Element data from apps and pages:
····················

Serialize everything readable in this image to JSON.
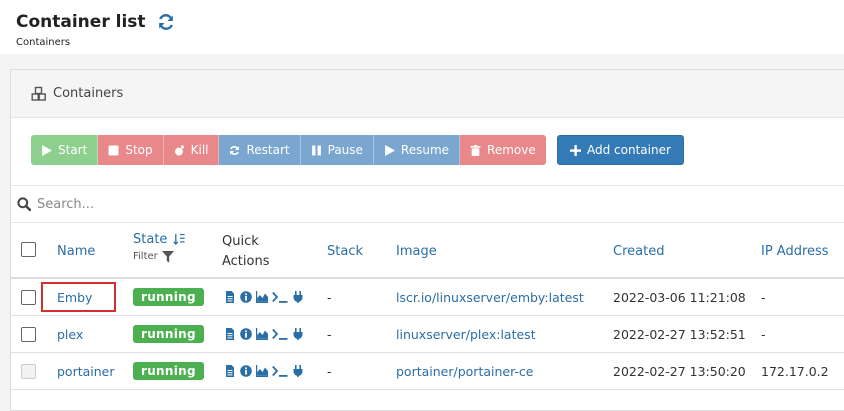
{
  "page": {
    "title": "Container list",
    "breadcrumb": "Containers"
  },
  "panel": {
    "heading": "Containers"
  },
  "toolbar": [
    {
      "label": "Start",
      "icon": "play-icon",
      "style": "success"
    },
    {
      "label": "Stop",
      "icon": "stop-icon",
      "style": "danger"
    },
    {
      "label": "Kill",
      "icon": "bomb-icon",
      "style": "danger"
    },
    {
      "label": "Restart",
      "icon": "sync-icon",
      "style": "primary"
    },
    {
      "label": "Pause",
      "icon": "pause-icon",
      "style": "primary"
    },
    {
      "label": "Resume",
      "icon": "play-icon",
      "style": "primary"
    },
    {
      "label": "Remove",
      "icon": "trash-icon",
      "style": "danger"
    }
  ],
  "add_button": {
    "label": "Add container"
  },
  "search": {
    "placeholder": "Search..."
  },
  "columns": {
    "name": "Name",
    "state": "State",
    "filter": "Filter",
    "quick_actions_1": "Quick",
    "quick_actions_2": "Actions",
    "stack": "Stack",
    "image": "Image",
    "created": "Created",
    "ip": "IP Address"
  },
  "rows": [
    {
      "name": "Emby",
      "state": "running",
      "stack": "-",
      "image": "lscr.io/linuxserver/emby:latest",
      "created": "2022-03-06 11:21:08",
      "ip": "-",
      "highlighted": true
    },
    {
      "name": "plex",
      "state": "running",
      "stack": "-",
      "image": "linuxserver/plex:latest",
      "created": "2022-02-27 13:52:51",
      "ip": "-",
      "highlighted": false
    },
    {
      "name": "portainer",
      "state": "running",
      "stack": "-",
      "image": "portainer/portainer-ce",
      "created": "2022-02-27 13:50:20",
      "ip": "172.17.0.2",
      "highlighted": false
    }
  ],
  "colors": {
    "accent": "#2a6ea6",
    "running": "#4caf50",
    "highlight": "#d32f2f",
    "primary_button": "#337ab7"
  }
}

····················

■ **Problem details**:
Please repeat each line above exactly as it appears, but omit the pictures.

■ **Response**:
Serialize everything readable in this image to JSON.
{
  "page": {
    "title": "Container list",
    "breadcrumb": "Containers"
  },
  "panel": {
    "heading": "Containers"
  },
  "toolbar": [
    {
      "label": "Start",
      "icon": "play-icon",
      "style": "success"
    },
    {
      "label": "Stop",
      "icon": "stop-icon",
      "style": "danger"
    },
    {
      "label": "Kill",
      "icon": "bomb-icon",
      "style": "danger"
    },
    {
      "label": "Restart",
      "icon": "sync-icon",
      "style": "primary"
    },
    {
      "label": "Pause",
      "icon": "pause-icon",
      "style": "primary"
    },
    {
      "label": "Resume",
      "icon": "play-icon",
      "style": "primary"
    },
    {
      "label": "Remove",
      "icon": "trash-icon",
      "style": "danger"
    }
  ],
  "add_button": {
    "label": "Add container"
  },
  "search": {
    "placeholder": "Search..."
  },
  "columns": {
    "name": "Name",
    "state": "State",
    "filter": "Filter",
    "quick_actions_1": "Quick",
    "quick_actions_2": "Actions",
    "stack": "Stack",
    "image": "Image",
    "created": "Created",
    "ip": "IP Address"
  },
  "rows": [
    {
      "name": "Emby",
      "state": "running",
      "stack": "-",
      "image": "lscr.io/linuxserver/emby:latest",
      "created": "2022-03-06 11:21:08",
      "ip": "-",
      "highlighted": true
    },
    {
      "name": "plex",
      "state": "running",
      "stack": "-",
      "image": "linuxserver/plex:latest",
      "created": "2022-02-27 13:52:51",
      "ip": "-",
      "highlighted": false
    },
    {
      "name": "portainer",
      "state": "running",
      "stack": "-",
      "image": "portainer/portainer-ce",
      "created": "2022-02-27 13:50:20",
      "ip": "172.17.0.2",
      "highlighted": false
    }
  ],
  "colors": {
    "accent": "#2a6ea6",
    "running": "#4caf50",
    "highlight": "#d32f2f",
    "primary_button": "#337ab7"
  }
}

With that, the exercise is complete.